Who is Batwoman?
Real Name: Ryan Wilder
Appears on: Batwoman
Played by: Javicia Leslie
Ryan Wilder is a proud lesbian who inherited the mantle of Batwoman from Kate Kane. As an orphan, Ryan struggled to find a loving, stable home in Gotham City until she was adopted by a woman named Cora. But that stability was shattered when Alice and the Wonderland Gang killed Cora in a random act of violence. Reeling, Ryan used martial arts as an outlet to release her frustrations and stay on the right path, but when she was unjustly arrested for a crime she didn’t commit, her criminal record kept her from reintegrating back into society. However, when Ryan discovers the Batwoman suit in a the wake of Kate’s supposed death, she becomes a larger-than-life symbol who fights to protect those who have been denied justice.
Season 2, Episode 1: “What Happened to Kate Kane?”
Season 2, Episode 3: “Bat Girl Magic!” (above)
Season 2, Episode 7: “It’s Best You Stop Digging”
Powers and Abilities
- Excellent Deductive Reasoning
- Tactical Expertise
- Martial Arts Mastery
- Intimate Knowledge of the Broken System
Inside the Character with Javicia Leslie
What excites you about playing Batwoman?
I’m a huge Batman fan. I’ve been a Batman fan my entire life. I feel like this iteration—I never could have imagined a Black person wearing the cape and cowl when it comes to Batman or Batwoman. So then to not only imagine it, but to also be it, is very surreal. As actors, we get the opportunity to play all kinds of things. But very far and few (in between) do we get an opportunity to play a superhero. No matter what happens in my life, I can always say that I was Batwoman. And I think that is such an accomplishment for myself, but also something super cool for my grandkids to be able to say one day.
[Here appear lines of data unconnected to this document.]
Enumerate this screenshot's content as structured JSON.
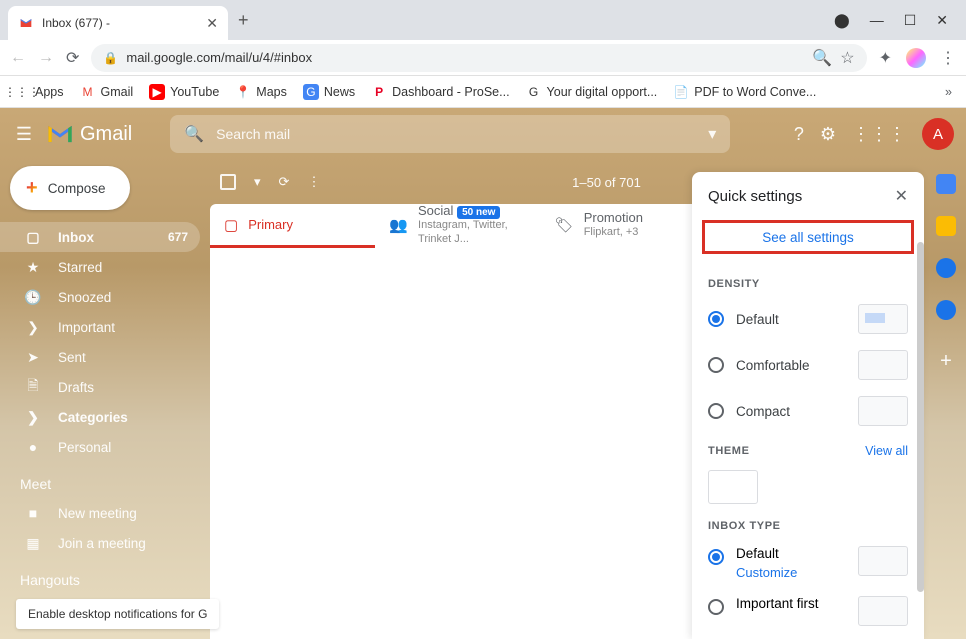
{
  "browser": {
    "tab_title": "Inbox (677) -",
    "url": "mail.google.com/mail/u/4/#inbox",
    "bookmarks": [
      {
        "label": "Apps",
        "icon": "⋮⋮⋮"
      },
      {
        "label": "Gmail",
        "icon": "M"
      },
      {
        "label": "YouTube",
        "icon": "▶"
      },
      {
        "label": "Maps",
        "icon": "📍"
      },
      {
        "label": "News",
        "icon": "📰"
      },
      {
        "label": "Dashboard - ProSe...",
        "icon": "P"
      },
      {
        "label": "Your digital opport...",
        "icon": "G"
      },
      {
        "label": "PDF to Word Conve...",
        "icon": "📄"
      }
    ]
  },
  "gmail": {
    "product": "Gmail",
    "search_placeholder": "Search mail",
    "avatar_letter": "A",
    "compose": "Compose",
    "nav": [
      {
        "icon": "▢",
        "label": "Inbox",
        "count": "677",
        "active": true
      },
      {
        "icon": "★",
        "label": "Starred"
      },
      {
        "icon": "🕒",
        "label": "Snoozed"
      },
      {
        "icon": "❯",
        "label": "Important"
      },
      {
        "icon": "➤",
        "label": "Sent"
      },
      {
        "icon": "🗎",
        "label": "Drafts"
      },
      {
        "icon": "❯",
        "label": "Categories",
        "bold": true
      },
      {
        "icon": "●",
        "label": "Personal"
      }
    ],
    "meet_heading": "Meet",
    "meet": [
      {
        "icon": "■",
        "label": "New meeting"
      },
      {
        "icon": "▦",
        "label": "Join a meeting"
      }
    ],
    "hangouts_heading": "Hangouts",
    "notification": "Enable desktop notifications for G",
    "toolbar": {
      "range": "1–50 of 701"
    },
    "tabs": [
      {
        "icon": "▢",
        "label": "Primary",
        "active": true
      },
      {
        "icon": "👥",
        "label": "Social",
        "badge": "50 new",
        "sub": "Instagram, Twitter, Trinket J..."
      },
      {
        "icon": "🏷",
        "label": "Promotion",
        "sub": "Flipkart, +3"
      }
    ]
  },
  "quick_settings": {
    "title": "Quick settings",
    "see_all": "See all settings",
    "density_heading": "DENSITY",
    "density": [
      {
        "label": "Default",
        "checked": true
      },
      {
        "label": "Comfortable"
      },
      {
        "label": "Compact"
      }
    ],
    "theme_heading": "THEME",
    "view_all": "View all",
    "inbox_heading": "INBOX TYPE",
    "inbox_types": [
      {
        "label": "Default",
        "sub": "Customize",
        "checked": true
      },
      {
        "label": "Important first"
      }
    ]
  }
}
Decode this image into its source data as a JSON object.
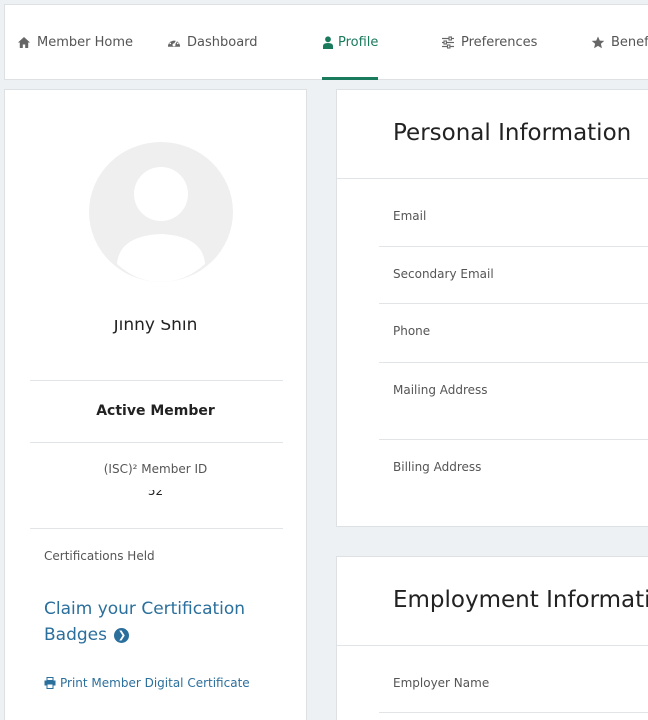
{
  "nav": {
    "items": [
      {
        "label": "Member Home",
        "icon": "home-icon"
      },
      {
        "label": "Dashboard",
        "icon": "dashboard-icon"
      },
      {
        "label": "Profile",
        "icon": "user-icon",
        "active": true
      },
      {
        "label": "Preferences",
        "icon": "sliders-icon"
      },
      {
        "label": "Benefi",
        "icon": "star-icon"
      }
    ]
  },
  "profile": {
    "name": "Jinny Shin",
    "status": "Active Member",
    "member_id_label": "(ISC)² Member ID",
    "member_id_value": "52",
    "certifications_label": "Certifications Held",
    "badge_link": "Claim your Certification Badges",
    "print_link": "Print Member Digital Certificate"
  },
  "personal": {
    "title": "Personal Information",
    "fields": [
      "Email",
      "Secondary Email",
      "Phone",
      "Mailing Address",
      "Billing Address"
    ]
  },
  "employment": {
    "title": "Employment Informatio",
    "fields": [
      "Employer Name"
    ]
  },
  "colors": {
    "accent": "#1a7a5c",
    "link": "#2b6f9c"
  }
}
I love the stunts, and I love being part of the Bat Team!
What’s your favorite moment your character has had in Batwoman so far?
One of my favorite moments has been when Ryan finds her version of Batwoman. Especially in Episode 203 (“Bat Girl Magic!”) when she drops in on Victor Zsasz and he says, “New look?” and she says, “New Batwoman.” It is really cool that from that moment on, she’s owning this look, she’s owning her position in the city of Gotham and her position in the legacy of the Bat. That was such an epic moment not only for the character, but also for me to watch with the world, and (for) the world to feel empowered by.
Do you find you identify with Ryan Wilder?
Ryan is trying to figure out how to be a superhero just like I’m trying to figure out how to be a superhero—what that means and what that represents and having to put your personal fears aside for the greater good because there is a bigger picture.
Can you tell us about some of the positive feedback you’ve received in portraying a queer superhero onscreen?
I get a lot of comments from people on Twitter who feel so represented by Ryan. I think what makes Ryan unique in this story is that she doesn’t have to come in and explain herself; she just already exists and you’re able to just jump into her world without having to go through her journey of getting everyone around her to accept her for who she is. For people who want to just watch a story with queer characters that doesn’t have to center around the trauma of coming out as a queer character, which can be triggering for some people, I believe that Ryan gives you that chance. It gives you a step away from that.
Is there a moment from a DC comic that has inspired an aspect of your character?
Ryan is a combination of a lot of things that I’m inspired by. Watching all the different iterations of Batman taught me personally that I didn’t have to fit one specific image of Batwoman, because we’ve seen so many different versions of Batman and they all have something unique to them. Some people are huge Michael Keaton Batman fans, some people are huge Christian Bale Batman fans, some people are huge Adam West Batman fans, and they stay in their own separate versions of who they love as Batman. It gives me as an artist the strength to know that regardless of the decisions I make, there’s going to be a community that feels represented by my portrayal.
I’m super influenced by the idea that I don’t have to be one specific kind of Batwoman. I can just be Ryan’s Batwoman and that’s enough. When I first started really getting into DC’s TV shows, I fell in love with the Flash because he was just this kid next door. He’s goofy, I’m goofy—he’s the type of kid who will trip over his foot but means well. It did help me feel comfortable with allowing Ryan not to be perfect, allowing Ryan to be completely flawed, and it shows. I love Black Lightning’s Thunder because that was my first time seeing a Black lesbian superhero on TV and how empowering that was. And watching Nafessa (Williams) be such a voice for that community really showed me what can happen with this type of role.
Look for more DCTV Pride Profiles in DC Pride and all throughout the month on DCComics.com.